Task: Copy out all of the entries below without any change.

[Stored entries]
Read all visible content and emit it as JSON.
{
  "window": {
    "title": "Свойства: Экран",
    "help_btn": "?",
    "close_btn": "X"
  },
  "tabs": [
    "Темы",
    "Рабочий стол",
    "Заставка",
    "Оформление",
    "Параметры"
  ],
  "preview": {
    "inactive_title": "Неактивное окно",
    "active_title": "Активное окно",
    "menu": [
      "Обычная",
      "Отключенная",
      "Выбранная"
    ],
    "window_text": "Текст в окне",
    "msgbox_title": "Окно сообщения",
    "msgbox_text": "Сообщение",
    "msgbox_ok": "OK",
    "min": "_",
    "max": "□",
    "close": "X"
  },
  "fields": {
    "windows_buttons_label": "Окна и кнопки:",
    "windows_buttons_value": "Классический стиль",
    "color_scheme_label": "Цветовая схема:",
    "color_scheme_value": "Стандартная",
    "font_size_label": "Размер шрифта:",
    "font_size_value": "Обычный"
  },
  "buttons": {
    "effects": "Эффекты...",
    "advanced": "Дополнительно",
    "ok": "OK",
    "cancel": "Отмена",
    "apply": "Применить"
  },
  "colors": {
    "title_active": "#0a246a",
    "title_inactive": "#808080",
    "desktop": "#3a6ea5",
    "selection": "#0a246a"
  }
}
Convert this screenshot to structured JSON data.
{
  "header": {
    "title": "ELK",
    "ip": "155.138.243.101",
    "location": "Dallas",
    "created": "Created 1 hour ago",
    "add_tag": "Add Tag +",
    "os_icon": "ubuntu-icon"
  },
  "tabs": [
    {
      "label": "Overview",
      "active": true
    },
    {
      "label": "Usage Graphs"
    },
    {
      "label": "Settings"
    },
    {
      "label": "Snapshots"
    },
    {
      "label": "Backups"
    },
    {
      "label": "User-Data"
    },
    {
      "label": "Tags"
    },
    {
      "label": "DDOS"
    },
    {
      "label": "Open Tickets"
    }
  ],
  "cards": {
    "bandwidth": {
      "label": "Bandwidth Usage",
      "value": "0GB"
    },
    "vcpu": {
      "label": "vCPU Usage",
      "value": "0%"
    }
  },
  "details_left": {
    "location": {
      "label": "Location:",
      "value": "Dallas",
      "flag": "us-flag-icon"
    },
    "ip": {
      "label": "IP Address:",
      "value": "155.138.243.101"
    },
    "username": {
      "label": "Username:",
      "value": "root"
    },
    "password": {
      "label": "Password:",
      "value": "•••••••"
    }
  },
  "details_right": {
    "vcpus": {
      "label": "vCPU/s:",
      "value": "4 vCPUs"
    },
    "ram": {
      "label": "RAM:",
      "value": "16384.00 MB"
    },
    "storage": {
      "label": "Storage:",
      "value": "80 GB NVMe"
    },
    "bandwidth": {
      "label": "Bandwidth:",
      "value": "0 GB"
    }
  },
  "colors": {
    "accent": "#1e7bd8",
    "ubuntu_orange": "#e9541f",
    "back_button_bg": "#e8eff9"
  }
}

Task output:
Read all visible content and emit it as JSON.
{
  "window": {
    "title": "Свойства: Экран",
    "help_btn": "?",
    "close_btn": "X"
  },
  "tabs": [
    "Темы",
    "Рабочий стол",
    "Заставка",
    "Оформление",
    "Параметры"
  ],
  "preview": {
    "inactive_title": "Неактивное окно",
    "active_title": "Активное окно",
    "menu": [
      "Обычная",
      "Отключенная",
      "Выбранная"
    ],
    "window_text": "Текст в окне",
    "msgbox_title": "Окно сообщения",
    "msgbox_text": "Сообщение",
    "msgbox_ok": "OK",
    "min": "_",
    "max": "□",
    "close": "X"
  },
  "fields": {
    "windows_buttons_label": "Окна и кнопки:",
    "windows_buttons_value": "Классический стиль",
    "color_scheme_label": "Цветовая схема:",
    "color_scheme_value": "Стандартная",
    "font_size_label": "Размер шрифта:",
    "font_size_value": "Обычный"
  },
  "buttons": {
    "effects": "Эффекты...",
    "advanced": "Дополнительно",
    "ok": "OK",
    "cancel": "Отмена",
    "apply": "Применить"
  },
  "colors": {
    "title_active": "#0a246a",
    "title_inactive": "#808080",
    "desktop": "#3a6ea5",
    "selection": "#0a246a"
  }
}
Convert this screenshot to structured JSON data.
{
  "header": {
    "title": "ELK",
    "ip": "155.138.243.101",
    "location": "Dallas",
    "created": "Created 1 hour ago",
    "add_tag": "Add Tag +",
    "os_icon": "ubuntu-icon"
  },
  "tabs": [
    {
      "label": "Overview",
      "active": true
    },
    {
      "label": "Usage Graphs"
    },
    {
      "label": "Settings"
    },
    {
      "label": "Snapshots"
    },
    {
      "label": "Backups"
    },
    {
      "label": "User-Data"
    },
    {
      "label": "Tags"
    },
    {
      "label": "DDOS"
    },
    {
      "label": "Open Tickets"
    }
  ],
  "cards": {
    "bandwidth": {
      "label": "Bandwidth Usage",
      "value": "0GB"
    },
    "vcpu": {
      "label": "vCPU Usage",
      "value": "0%"
    }
  },
  "details_left": {
    "location": {
      "label": "Location:",
      "value": "Dallas",
      "flag": "us-flag-icon"
    },
    "ip": {
      "label": "IP Address:",
      "value": "155.138.243.101"
    },
    "username": {
      "label": "Username:",
      "value": "root"
    },
    "password": {
      "label": "Password:",
      "value": "•••••••"
    }
  },
  "details_right": {
    "vcpus": {
      "label": "vCPU/s:",
      "value": "4 vCPUs"
    },
    "ram": {
      "label": "RAM:",
      "value": "16384.00 MB"
    },
    "storage": {
      "label": "Storage:",
      "value": "80 GB NVMe"
    },
    "bandwidth": {
      "label": "Bandwidth:",
      "value": "0 GB"
    }
  },
  "colors": {
    "accent": "#1e7bd8",
    "ubuntu_orange": "#e9541f",
    "back_button_bg": "#e8eff9"
  }
}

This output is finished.